The main headlines this week have been around the warnings of a looming shortage of COVID vaccine and concern over COVID ‘do not resuscitate’ orders. Meanwhile, in other news, here are some stories we thought might be of interest...
A new report from the Health Foundation suggests that further work is needed to assess and develop health technology approaches before they are embedded in the NHS following the pandemic
The report explores the challenges of implementing health care technologies and investigates patient and staff experiences of technology during the first phase of the coronavirus pandemic.
It says that because of the speed of implementation – including evaluation, co-design and customisation – many decision will need revisiting after the emergency phase of the pandemic is over.
The AHSN Network and LGBT Foundation have joined forces to launch a nationwide call for innovations to help address health inequalities facing lesbian, gay, bisexual and trans (LGBT) people, many of which have been exacerbated by COVID-19.

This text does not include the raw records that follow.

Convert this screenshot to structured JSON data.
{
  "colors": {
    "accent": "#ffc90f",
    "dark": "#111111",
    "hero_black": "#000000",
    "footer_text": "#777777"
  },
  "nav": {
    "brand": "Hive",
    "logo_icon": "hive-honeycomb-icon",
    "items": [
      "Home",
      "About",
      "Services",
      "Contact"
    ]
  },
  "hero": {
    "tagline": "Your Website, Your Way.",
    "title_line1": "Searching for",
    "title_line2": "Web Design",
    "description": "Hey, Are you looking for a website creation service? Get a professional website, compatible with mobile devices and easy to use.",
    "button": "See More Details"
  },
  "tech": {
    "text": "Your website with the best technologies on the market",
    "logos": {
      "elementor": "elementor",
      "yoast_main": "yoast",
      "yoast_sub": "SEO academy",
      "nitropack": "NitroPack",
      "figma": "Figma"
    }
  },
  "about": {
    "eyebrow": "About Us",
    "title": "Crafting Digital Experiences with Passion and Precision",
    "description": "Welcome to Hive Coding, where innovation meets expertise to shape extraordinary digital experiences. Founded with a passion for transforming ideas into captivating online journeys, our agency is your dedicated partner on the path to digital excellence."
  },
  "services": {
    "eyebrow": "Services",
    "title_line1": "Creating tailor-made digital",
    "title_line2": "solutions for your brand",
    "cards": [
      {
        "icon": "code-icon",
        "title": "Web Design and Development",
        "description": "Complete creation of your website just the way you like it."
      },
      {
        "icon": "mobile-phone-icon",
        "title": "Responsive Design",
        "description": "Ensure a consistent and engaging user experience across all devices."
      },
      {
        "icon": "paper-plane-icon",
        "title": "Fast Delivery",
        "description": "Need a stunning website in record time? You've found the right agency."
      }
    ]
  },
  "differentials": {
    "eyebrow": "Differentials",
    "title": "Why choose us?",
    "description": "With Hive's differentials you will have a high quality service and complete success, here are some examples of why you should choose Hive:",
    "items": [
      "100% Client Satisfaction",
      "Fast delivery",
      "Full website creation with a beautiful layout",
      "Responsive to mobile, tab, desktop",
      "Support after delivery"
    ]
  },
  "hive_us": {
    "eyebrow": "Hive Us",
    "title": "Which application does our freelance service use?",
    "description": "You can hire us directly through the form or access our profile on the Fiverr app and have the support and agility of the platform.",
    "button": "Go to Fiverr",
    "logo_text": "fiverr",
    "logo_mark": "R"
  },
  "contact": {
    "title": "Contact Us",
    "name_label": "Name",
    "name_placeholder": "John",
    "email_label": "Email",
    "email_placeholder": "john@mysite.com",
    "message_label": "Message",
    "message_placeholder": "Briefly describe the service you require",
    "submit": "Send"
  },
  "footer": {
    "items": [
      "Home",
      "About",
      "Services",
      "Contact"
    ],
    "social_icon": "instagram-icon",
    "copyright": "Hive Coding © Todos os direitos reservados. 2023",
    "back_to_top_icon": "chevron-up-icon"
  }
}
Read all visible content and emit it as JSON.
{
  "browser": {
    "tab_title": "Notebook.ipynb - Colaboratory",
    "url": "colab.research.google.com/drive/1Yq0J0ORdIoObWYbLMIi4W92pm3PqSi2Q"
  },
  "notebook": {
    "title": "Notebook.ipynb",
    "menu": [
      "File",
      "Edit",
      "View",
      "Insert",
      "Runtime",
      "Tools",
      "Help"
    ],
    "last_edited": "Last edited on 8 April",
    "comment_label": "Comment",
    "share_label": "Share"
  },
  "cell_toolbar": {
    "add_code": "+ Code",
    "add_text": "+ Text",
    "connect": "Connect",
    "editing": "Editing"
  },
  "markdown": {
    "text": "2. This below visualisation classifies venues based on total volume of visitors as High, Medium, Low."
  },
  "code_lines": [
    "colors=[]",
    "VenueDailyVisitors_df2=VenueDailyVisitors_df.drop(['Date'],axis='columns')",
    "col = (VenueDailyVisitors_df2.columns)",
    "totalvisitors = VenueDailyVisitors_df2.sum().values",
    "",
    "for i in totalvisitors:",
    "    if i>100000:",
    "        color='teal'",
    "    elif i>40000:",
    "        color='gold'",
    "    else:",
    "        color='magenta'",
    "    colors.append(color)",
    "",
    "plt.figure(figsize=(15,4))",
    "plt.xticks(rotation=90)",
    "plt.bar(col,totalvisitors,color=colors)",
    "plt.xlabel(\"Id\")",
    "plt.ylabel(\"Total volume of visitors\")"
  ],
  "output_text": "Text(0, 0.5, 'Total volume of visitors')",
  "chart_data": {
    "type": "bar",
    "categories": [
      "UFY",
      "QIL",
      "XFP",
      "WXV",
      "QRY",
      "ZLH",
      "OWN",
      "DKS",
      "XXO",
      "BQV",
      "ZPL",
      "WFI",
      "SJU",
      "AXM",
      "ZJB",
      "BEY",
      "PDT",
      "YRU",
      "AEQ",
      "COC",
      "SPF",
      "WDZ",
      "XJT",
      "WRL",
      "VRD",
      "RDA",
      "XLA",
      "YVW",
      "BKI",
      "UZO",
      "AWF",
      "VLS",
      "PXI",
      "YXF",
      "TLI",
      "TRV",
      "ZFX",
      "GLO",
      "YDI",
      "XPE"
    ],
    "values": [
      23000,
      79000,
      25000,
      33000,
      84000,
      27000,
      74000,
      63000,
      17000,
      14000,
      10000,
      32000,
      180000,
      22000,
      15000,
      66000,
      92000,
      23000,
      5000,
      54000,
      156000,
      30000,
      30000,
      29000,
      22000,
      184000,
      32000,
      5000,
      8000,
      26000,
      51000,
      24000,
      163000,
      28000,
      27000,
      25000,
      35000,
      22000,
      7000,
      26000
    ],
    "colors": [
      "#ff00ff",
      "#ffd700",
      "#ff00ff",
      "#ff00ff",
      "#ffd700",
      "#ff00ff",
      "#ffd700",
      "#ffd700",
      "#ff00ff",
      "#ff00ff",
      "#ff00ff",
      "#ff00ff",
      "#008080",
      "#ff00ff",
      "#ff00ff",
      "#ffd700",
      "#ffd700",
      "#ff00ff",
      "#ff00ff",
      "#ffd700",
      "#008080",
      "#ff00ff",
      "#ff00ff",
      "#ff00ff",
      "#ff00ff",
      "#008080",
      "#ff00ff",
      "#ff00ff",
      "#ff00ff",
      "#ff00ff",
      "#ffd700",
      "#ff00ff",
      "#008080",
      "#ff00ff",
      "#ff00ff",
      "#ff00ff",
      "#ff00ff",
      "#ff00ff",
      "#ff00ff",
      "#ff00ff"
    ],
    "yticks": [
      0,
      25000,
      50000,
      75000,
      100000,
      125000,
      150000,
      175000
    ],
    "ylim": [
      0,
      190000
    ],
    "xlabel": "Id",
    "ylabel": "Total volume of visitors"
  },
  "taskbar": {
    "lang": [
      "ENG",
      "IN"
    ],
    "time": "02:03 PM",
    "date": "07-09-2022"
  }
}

From MedTech and digital apps to changes in practice and new pathways, the Network is looking for innovations and innovative approaches that are already in use or in development.
Ground-breaking and inspiring examples of work in this area will be showcased in a report to be published later this year with the aim of sharing best practice
The call for innovations closes on Monday 19 April 2021. Find out more here
An article on the Tech HQ website says that the global market size for women’s health technology is estimated to reach over $60billion by 2027.
‘Femtech’ is a term given to products, software, and technologies that aim to improve women’s lives and it is an area expected to continue expanding.
Startups are bridging the gap left by major tech companies by introducing advanced products in digital assistance to women on fertility, period tracking, pregnancy, and reproductive system health care.
The National Institute for Health and Care Excellence (NICE) reports that it has given the go ahead for the use of a new oral treatment for an incurable blood cancer.
Acalabrutinib, taken as a twice daily tablet, is recommended as an option for adults with untreated chronic lymphocytic leukaemia.
A 30-day pack of acalabrutinib capsules, also known as Calquence and developed by AstraZeneca, costs £5,059.
The company has a confidential commercial arrangement which allows NHS organisations to access the drug at a discount
Bloomberg News reports that Google’s Nest unit is expanding into health technology with a feature that tracks sleep patterns, offering a potential new revenue stream but also raising privacy concerns.
The company unveiled the second-generation model of its Nest Hub smart display. It comes with a function called Sleep Sensing that monitors the breathing and movement of a person sleeping next to the screen.
The system also detects disturbances such as coughing and snoring, along with light and temperature changes Over time it learns the user’s sleep patterns and gives personalised recommendations.